- **Work required**:
Search the listing below for the word "fraction" and copy each line that holds it.

- **Data for processing**:
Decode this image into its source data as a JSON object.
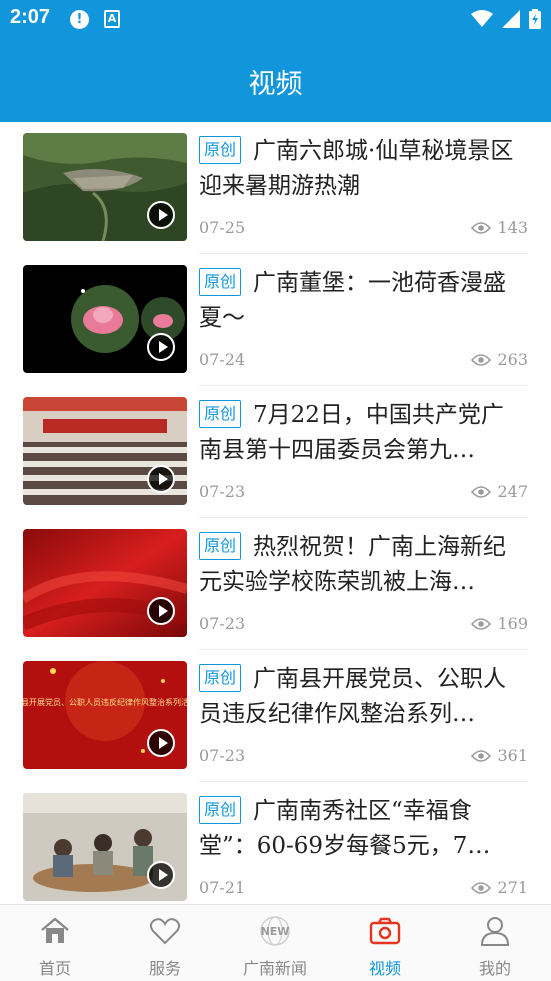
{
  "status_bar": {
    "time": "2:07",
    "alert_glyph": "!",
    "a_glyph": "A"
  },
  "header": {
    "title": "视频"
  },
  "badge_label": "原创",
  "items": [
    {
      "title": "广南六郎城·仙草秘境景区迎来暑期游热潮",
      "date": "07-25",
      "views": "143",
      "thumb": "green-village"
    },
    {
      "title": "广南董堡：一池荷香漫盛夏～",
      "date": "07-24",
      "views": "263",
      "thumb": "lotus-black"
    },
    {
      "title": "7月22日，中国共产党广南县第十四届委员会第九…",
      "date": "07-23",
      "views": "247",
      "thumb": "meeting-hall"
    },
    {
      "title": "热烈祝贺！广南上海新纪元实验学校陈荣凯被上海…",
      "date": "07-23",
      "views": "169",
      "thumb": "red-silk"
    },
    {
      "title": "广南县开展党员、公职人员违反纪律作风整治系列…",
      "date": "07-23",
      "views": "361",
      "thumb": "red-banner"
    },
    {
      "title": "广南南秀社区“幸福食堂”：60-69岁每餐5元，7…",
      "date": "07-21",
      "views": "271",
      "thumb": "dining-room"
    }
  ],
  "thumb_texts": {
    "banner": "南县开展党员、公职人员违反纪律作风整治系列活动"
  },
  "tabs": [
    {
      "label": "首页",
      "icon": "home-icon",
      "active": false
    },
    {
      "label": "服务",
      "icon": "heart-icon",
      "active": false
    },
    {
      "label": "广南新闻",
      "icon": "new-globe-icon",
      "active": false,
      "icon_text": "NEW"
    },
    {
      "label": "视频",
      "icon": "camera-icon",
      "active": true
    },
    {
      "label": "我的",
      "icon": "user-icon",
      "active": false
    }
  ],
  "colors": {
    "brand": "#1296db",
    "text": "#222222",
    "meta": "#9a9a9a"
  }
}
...
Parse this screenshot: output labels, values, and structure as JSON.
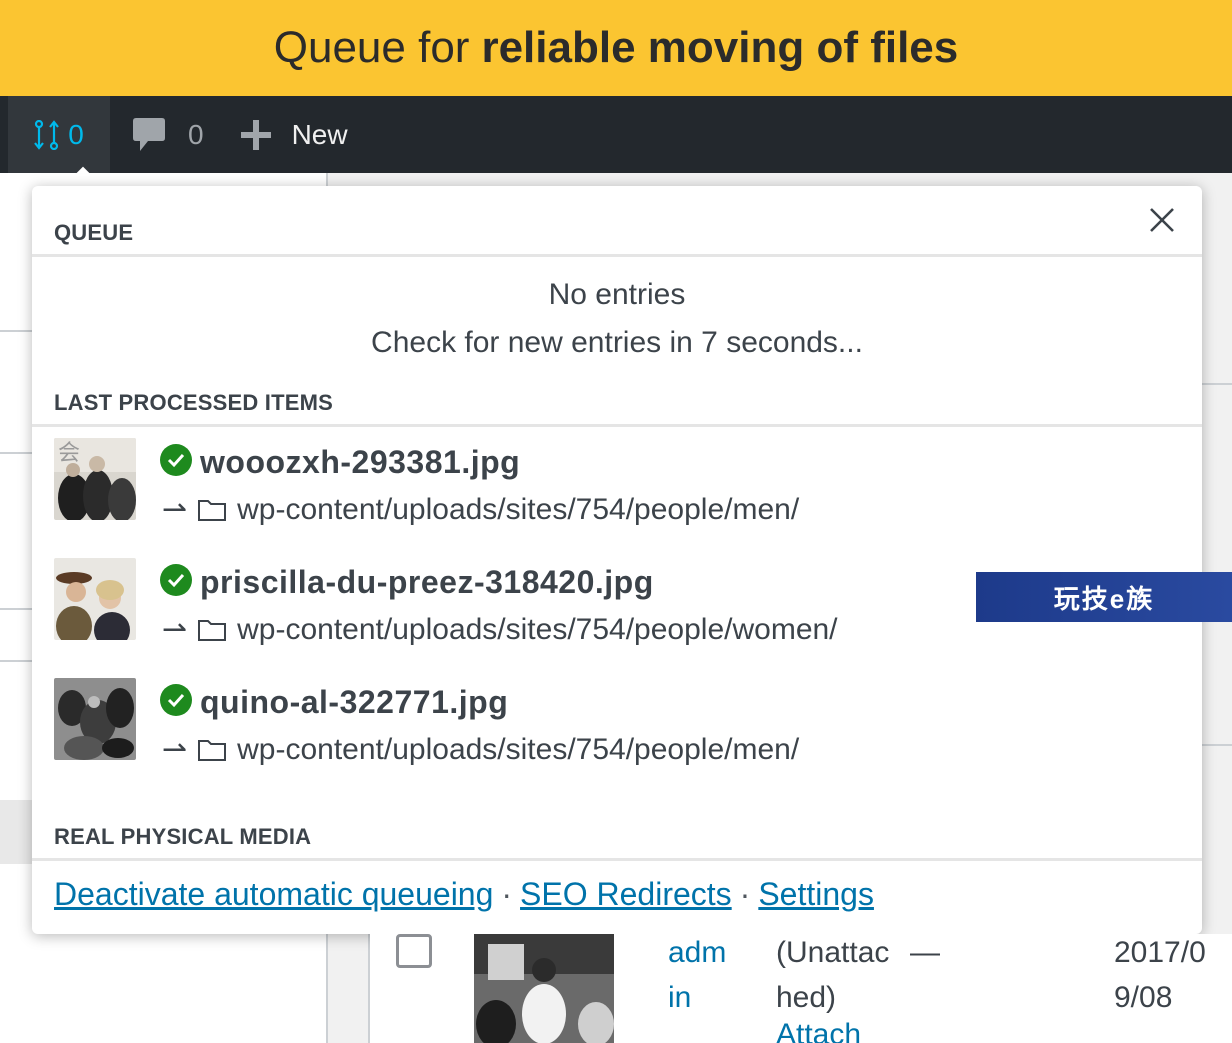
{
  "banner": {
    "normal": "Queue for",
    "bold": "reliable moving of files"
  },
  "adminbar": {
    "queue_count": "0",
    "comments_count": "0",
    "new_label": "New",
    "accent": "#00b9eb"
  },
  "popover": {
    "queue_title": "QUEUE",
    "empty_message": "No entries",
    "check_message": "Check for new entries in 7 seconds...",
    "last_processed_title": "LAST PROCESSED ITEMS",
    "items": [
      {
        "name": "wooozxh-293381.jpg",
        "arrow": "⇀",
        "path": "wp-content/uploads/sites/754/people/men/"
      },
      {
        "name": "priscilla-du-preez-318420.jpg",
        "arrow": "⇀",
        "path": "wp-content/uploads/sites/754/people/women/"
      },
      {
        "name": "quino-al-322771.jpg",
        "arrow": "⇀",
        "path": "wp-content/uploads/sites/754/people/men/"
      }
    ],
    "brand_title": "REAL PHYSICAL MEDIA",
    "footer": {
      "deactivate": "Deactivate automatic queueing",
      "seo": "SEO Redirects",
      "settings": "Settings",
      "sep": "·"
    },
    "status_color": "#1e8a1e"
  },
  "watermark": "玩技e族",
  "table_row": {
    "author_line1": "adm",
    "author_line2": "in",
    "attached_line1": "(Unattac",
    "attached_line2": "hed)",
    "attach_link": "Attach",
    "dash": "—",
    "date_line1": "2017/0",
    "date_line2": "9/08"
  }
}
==
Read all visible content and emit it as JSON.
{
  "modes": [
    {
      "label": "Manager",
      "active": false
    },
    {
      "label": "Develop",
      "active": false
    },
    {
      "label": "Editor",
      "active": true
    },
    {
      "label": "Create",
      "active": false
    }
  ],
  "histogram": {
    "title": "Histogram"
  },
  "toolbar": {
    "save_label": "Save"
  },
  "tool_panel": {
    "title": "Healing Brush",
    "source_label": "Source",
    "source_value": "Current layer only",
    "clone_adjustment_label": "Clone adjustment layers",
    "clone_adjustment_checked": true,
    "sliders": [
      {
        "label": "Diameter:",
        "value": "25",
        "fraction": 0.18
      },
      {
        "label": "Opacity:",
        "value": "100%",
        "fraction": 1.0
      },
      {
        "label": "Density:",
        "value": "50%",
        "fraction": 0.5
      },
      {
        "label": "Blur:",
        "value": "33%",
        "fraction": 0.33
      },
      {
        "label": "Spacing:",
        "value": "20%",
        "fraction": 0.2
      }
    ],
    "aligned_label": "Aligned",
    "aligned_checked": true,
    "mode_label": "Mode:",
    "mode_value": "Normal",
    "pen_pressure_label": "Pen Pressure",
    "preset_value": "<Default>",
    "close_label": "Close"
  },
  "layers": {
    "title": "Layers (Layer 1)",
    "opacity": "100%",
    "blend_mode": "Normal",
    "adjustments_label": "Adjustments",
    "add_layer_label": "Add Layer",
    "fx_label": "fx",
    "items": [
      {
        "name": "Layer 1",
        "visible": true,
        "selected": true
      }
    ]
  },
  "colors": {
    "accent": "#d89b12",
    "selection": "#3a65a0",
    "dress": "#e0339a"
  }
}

- **Written solution**:
        "fraction": 0.18
        "fraction": 1.0
        "fraction": 0.5
        "fraction": 0.33
        "fraction": 0.2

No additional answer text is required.